Element data from apps and pages:
▶

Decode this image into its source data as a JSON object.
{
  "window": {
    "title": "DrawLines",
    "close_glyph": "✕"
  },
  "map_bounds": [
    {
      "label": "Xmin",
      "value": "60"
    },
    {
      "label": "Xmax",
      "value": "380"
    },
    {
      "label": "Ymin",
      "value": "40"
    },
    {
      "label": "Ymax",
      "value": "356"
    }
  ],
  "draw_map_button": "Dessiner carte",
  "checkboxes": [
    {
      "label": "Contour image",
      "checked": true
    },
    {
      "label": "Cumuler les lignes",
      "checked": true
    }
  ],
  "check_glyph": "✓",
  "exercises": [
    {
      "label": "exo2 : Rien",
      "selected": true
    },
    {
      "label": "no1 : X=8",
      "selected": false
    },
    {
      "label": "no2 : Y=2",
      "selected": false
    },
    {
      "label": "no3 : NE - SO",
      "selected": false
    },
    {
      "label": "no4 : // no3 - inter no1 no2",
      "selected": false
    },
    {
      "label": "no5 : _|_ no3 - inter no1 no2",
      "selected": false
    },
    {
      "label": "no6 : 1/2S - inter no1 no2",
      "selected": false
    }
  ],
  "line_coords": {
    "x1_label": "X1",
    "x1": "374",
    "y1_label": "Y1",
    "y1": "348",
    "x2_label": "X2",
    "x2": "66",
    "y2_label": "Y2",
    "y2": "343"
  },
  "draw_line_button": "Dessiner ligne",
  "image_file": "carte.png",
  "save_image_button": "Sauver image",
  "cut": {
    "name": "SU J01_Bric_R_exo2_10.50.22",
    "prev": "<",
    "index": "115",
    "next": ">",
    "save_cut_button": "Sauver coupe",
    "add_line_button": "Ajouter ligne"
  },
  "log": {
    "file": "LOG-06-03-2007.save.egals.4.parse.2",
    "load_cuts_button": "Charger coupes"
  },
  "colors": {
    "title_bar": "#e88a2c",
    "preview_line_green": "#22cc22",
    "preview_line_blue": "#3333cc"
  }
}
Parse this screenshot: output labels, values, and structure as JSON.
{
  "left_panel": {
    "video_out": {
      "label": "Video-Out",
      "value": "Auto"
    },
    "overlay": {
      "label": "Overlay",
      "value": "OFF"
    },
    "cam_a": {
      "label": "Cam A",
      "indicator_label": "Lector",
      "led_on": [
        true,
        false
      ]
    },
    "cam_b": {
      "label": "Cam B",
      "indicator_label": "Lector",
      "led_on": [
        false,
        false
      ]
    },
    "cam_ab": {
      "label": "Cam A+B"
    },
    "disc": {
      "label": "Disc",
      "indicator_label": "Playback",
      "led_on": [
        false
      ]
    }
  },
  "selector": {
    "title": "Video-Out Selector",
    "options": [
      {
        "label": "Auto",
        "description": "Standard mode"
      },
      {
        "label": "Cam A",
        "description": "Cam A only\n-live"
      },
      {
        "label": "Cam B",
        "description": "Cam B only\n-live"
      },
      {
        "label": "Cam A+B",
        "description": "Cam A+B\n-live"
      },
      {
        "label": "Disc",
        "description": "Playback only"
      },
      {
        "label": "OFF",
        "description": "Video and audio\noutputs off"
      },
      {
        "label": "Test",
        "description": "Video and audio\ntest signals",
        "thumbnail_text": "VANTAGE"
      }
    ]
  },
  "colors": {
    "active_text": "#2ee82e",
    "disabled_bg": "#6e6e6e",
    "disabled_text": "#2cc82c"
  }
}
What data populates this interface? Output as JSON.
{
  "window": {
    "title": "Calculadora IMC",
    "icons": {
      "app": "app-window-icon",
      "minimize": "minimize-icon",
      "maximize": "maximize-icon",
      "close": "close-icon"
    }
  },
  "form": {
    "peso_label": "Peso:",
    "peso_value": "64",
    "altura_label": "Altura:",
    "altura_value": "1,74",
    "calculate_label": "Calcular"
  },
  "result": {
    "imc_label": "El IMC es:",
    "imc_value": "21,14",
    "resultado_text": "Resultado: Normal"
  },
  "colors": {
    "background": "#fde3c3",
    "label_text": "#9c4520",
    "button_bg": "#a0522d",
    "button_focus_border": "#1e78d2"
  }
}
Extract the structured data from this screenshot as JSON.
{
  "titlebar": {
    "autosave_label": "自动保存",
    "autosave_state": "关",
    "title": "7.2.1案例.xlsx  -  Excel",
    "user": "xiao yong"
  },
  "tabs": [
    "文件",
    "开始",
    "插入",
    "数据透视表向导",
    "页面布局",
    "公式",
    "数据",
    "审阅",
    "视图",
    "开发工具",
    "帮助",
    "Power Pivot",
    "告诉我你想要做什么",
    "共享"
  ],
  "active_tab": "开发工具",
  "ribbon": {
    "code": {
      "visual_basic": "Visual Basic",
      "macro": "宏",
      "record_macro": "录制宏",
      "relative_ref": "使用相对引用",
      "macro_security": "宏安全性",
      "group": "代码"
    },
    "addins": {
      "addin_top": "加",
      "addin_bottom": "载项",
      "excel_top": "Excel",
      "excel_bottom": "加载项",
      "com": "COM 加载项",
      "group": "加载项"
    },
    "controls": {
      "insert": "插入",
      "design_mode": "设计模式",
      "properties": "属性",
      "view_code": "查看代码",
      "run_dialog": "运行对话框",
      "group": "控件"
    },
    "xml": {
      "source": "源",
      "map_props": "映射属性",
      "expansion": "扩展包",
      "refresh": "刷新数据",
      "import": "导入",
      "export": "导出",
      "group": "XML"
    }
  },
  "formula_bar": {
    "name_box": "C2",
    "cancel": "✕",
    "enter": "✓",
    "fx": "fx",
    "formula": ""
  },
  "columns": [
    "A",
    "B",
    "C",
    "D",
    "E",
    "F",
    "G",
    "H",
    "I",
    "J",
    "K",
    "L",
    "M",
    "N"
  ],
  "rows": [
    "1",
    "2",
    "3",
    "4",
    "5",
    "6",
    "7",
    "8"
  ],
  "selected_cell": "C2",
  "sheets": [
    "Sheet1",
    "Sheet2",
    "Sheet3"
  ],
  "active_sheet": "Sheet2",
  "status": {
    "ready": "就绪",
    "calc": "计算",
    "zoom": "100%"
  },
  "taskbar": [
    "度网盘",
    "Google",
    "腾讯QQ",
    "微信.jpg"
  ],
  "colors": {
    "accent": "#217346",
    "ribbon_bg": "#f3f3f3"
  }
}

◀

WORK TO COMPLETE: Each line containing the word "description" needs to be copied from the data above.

ANSWER SPACE:
        "description": "Standard mode"
        "description": "Cam A only\n-live"
        "description": "Cam B only\n-live"
        "description": "Cam A+B\n-live"
        "description": "Playback only"
        "description": "Video and audio\noutputs off"
        "description": "Video and audio\ntest signals",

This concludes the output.